◆ TASK DIRECTIONS
Each line in the entries below that holds the string "dark" is to be listed.

[Opening DATA section]

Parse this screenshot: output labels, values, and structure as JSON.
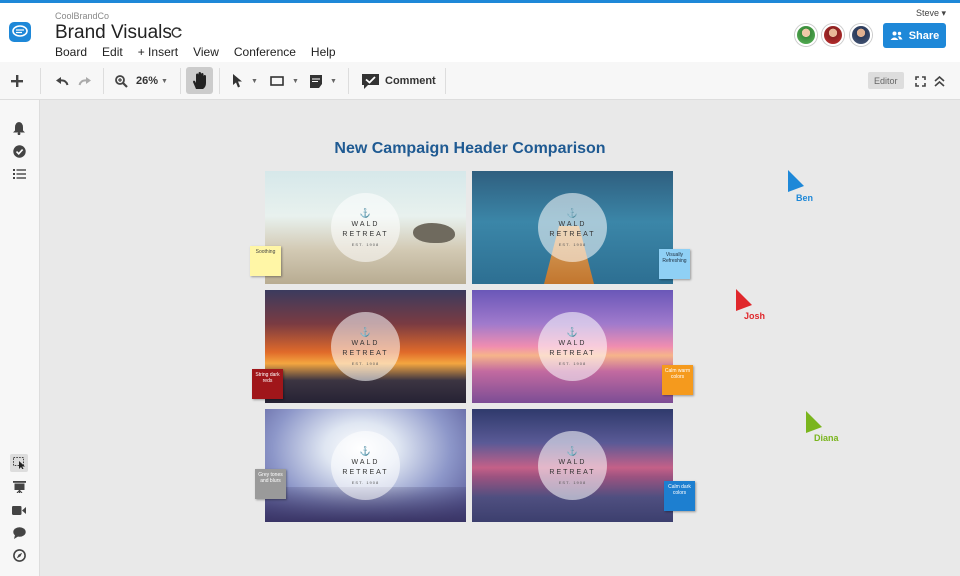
{
  "header": {
    "org": "CoolBrandCo",
    "title": "Brand Visuals",
    "user": "Steve ▾",
    "share_label": "Share",
    "menu": [
      "Board",
      "Edit",
      "+ Insert",
      "View",
      "Conference",
      "Help"
    ]
  },
  "toolbar": {
    "zoom": "26%",
    "comment_label": "Comment",
    "editor_label": "Editor"
  },
  "canvas": {
    "title": "New Campaign Header Comparison",
    "images": [
      {
        "brand_line1": "WALD",
        "brand_line2": "RETREAT",
        "est": "EST. 1908"
      },
      {
        "brand_line1": "WALD",
        "brand_line2": "RETREAT",
        "est": "EST. 1908"
      },
      {
        "brand_line1": "WALD",
        "brand_line2": "RETREAT",
        "est": "EST. 1908"
      },
      {
        "brand_line1": "WALD",
        "brand_line2": "RETREAT",
        "est": "EST. 1908"
      },
      {
        "brand_line1": "WALD",
        "brand_line2": "RETREAT",
        "est": "EST. 1908"
      },
      {
        "brand_line1": "WALD",
        "brand_line2": "RETREAT",
        "est": "EST. 1908"
      }
    ],
    "notes": [
      {
        "text": "Soothing",
        "color": "#fff6a6"
      },
      {
        "text": "Visually Refreshing",
        "color": "#8fd0f5"
      },
      {
        "text": "String dark reds",
        "color": "#a0161a"
      },
      {
        "text": "Calm warm colors",
        "color": "#f59a1d"
      },
      {
        "text": "Grey tones and blurs",
        "color": "#9a9a9a"
      },
      {
        "text": "Calm dark colors",
        "color": "#1d7fd0"
      }
    ],
    "cursors": [
      {
        "name": "Ben",
        "color": "#1e88d8"
      },
      {
        "name": "Josh",
        "color": "#e0282c"
      },
      {
        "name": "Diana",
        "color": "#7ab51d"
      }
    ]
  },
  "colors": {
    "accent": "#1e88d8"
  }
}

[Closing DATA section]

◆ ANSWER TO THIS PROBLEM
        "text": "String dark reds",
        "text": "Calm dark colors",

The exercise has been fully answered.